On My Own In Asia/7
Greeneville native Marshall Harbison, 25, has returned to the U.S. and is now in Greeneville after a four-month solo backpacking journey, self-financed and self-directed, through several countries in Southeast Asia.
A daughter of Steve and Sally Harbison of this community and a 2010 graduate of Wofford College, she has been living and working in Atlanta for the last two years.
At various times during November, December and January, she shared highlights of her unusual journey with Greeneville Sun readers through a series of e-mailed columns sent from the countries to which the trip took her.
Now back at home for a while, she is continuing her series of columns based on notes and photos from her trip.
BY MARSHALL HARBISON
My first spell of illness began the day my friends Nico and Diego left for Vietnam, which also happened to be two days before Thanksgiving.
After the running water stopped working in the guest house where we had been staying, I decided it might be time for an upgrade -- to a place with air conditioning, cable TV and hot water. SCORE.
All of these things were very helpful, as I was stuck in the room for about five days. I'll spare you the details, but as it turned out, my affliction turned out to be a blessing in disguise.
Once I was able to stumble out into the light of day, I found myself at a home-made noodle shop across the street. After all, I'd been ill. I didn't want to stray TOO far from my room -- just in case.
What first caught my eye about this noodle shop was the man at the stand, shaping noodles with his fingers. It reminded me of the Smoky Mountain Taffy shops in Gatlinburg -- so enticing!
As I sat down, I noticed that the walls were covered with pictures of happy children and signs that read, "Volunteer at Palm School of Tom Village. Ask Mr. Sombath."

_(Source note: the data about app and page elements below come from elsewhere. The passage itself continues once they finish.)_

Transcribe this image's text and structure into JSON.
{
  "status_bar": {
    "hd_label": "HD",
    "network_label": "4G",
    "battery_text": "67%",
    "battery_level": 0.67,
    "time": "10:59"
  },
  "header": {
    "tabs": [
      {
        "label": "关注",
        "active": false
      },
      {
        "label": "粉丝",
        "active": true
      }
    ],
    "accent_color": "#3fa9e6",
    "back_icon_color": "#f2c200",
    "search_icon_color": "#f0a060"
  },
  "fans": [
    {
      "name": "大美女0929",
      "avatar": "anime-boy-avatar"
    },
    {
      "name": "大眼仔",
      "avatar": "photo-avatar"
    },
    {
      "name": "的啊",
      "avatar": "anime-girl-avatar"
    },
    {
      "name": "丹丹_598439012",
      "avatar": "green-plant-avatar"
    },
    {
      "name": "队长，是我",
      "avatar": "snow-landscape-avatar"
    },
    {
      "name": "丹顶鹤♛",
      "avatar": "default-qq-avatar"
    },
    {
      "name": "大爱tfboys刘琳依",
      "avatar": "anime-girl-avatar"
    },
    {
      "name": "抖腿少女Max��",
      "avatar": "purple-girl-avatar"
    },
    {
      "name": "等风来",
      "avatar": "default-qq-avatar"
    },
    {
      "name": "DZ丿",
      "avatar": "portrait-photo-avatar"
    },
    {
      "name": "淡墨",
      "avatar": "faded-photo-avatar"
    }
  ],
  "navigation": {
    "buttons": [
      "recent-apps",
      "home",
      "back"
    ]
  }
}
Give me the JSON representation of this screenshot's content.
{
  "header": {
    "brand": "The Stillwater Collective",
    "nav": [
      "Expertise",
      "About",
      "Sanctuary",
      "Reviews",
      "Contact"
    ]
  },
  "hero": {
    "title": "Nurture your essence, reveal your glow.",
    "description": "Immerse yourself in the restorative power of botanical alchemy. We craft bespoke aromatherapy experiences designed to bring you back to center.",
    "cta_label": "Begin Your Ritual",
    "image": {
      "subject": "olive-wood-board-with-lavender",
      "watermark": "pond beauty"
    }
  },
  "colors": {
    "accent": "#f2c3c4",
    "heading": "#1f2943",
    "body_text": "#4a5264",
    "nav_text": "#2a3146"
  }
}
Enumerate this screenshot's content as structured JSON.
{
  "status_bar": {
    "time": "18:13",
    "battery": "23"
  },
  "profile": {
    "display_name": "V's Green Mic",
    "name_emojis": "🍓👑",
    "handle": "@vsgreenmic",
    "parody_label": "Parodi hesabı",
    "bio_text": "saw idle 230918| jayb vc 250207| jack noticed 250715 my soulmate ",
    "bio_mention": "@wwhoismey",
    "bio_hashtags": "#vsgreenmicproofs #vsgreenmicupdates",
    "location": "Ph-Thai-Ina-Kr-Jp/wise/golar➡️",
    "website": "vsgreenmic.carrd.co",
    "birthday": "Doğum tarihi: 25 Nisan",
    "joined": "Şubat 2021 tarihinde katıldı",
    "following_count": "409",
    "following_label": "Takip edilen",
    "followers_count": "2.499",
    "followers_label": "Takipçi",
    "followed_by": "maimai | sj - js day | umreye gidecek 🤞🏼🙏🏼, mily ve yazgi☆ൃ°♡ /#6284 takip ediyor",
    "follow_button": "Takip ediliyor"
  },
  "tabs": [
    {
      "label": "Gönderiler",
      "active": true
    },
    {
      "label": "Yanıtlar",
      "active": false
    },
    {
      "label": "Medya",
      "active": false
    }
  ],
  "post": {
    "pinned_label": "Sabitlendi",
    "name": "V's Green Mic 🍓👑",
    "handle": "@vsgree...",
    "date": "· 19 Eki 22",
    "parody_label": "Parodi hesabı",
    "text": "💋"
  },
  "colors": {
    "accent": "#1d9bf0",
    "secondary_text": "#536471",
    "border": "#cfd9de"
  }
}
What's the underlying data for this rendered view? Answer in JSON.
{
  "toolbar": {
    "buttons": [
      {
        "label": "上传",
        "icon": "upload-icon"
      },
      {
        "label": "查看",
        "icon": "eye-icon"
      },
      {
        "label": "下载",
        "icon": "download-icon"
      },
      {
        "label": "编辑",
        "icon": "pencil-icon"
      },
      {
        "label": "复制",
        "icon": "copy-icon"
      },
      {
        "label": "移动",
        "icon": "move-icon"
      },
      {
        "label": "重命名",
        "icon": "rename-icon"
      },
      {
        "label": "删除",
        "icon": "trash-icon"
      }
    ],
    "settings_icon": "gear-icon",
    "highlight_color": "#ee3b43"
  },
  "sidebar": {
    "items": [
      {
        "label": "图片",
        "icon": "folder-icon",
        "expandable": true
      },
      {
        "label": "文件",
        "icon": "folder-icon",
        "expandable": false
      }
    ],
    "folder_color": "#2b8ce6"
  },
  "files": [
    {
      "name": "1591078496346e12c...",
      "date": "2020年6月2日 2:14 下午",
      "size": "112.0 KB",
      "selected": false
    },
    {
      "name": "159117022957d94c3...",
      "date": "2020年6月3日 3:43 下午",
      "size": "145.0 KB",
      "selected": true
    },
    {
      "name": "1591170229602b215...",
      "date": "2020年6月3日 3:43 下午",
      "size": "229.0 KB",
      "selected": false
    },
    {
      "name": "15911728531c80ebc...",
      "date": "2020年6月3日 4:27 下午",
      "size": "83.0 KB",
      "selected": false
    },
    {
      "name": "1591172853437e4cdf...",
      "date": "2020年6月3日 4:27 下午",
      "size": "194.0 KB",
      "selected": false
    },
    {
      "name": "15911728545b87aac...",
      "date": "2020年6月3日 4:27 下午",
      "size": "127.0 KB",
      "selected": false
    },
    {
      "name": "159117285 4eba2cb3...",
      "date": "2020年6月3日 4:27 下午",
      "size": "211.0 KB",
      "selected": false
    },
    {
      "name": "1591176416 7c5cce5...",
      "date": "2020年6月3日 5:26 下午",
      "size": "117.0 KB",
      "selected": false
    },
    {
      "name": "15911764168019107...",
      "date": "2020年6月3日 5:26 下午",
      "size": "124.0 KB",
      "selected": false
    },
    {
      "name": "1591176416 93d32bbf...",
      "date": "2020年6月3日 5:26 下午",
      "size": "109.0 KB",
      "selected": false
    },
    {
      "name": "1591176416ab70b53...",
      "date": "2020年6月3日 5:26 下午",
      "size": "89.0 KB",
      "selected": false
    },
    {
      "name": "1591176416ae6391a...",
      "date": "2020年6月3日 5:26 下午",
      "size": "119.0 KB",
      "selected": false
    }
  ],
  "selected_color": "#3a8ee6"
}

I had been searching for volunteer opportunities during my time in Cambodia, but hadn't been able to find one that required less than a three-month commitment. Palm School, however, asked that English speakers help as long as they could.
So I decided to spend my final week in Cambodia as a volunteer to help teach English to the children of Palm School.
Mr. Sombath is from Tom Village in the Takeo Privince, which is in southern Cambodia, but now lives with his wife and two sons in Phnom Penh. Two years ago, he started a school in his home village that allows children from ages 5 to 18 to take English classes every day for free.
The school is made up of five classes of 180 students (from five different villages) and three teachers, all of whom speak minimal English.
He is trying to build up his volunteer program so the children have a better chance at learning the language and, therefore, have more opportunity to find jobs and potentially escape the cycle of poverty.
He has a few sponsors overseas who have allowed him to build three bamboo huts for classes (with two fans in each) and buy second-hand desks. Other than the few sponsors, Sombath advertises his charity in his restaurant and by word of mouth.
I decided to stay in the village to volunteer for only five days, since my Cambodian visa would end in one week.
The only people in the village (besides Sombath) who were able to speak some English were his niece, Xing Xing, and three of her friends.
Xing Xing rides her bicycle for 45 minutes to her high school every day, where she studies history, math and science. In addition, she takes English and Chinese lessons in order to become a tour guide at the Angkor Temples.
Xing Xing has only left her village on a few occasions when she was a young girl to attend the annual water festival in Phnom Penh. Though she has never had the luxury of visiting Angkor, I have no doubt that she will achieve her goal.
When she isn't studying, she helps her mother with the food stand her family runs outside their house.
The day after I arrived in Tom Village, two other volunteers joined me. Daniella is from Sweden and Steven is from Germany, but they met while working in Australia in 2011.
I was glad that they came, so we were able to teach every class; they taught two long classes together, while I taught three short ones.
My classes ranged from very beginning English to about intermediate English. We worked on vocabulary and sentence structure, but always ended with a game or a song. They especially loved Hangman and "If You're Happy and You Know It."
All of the students were involved in class activities and eager to read and answer questions. I even received notes from several, thanking me for teaching them.
My Thanksgiving was changed forever.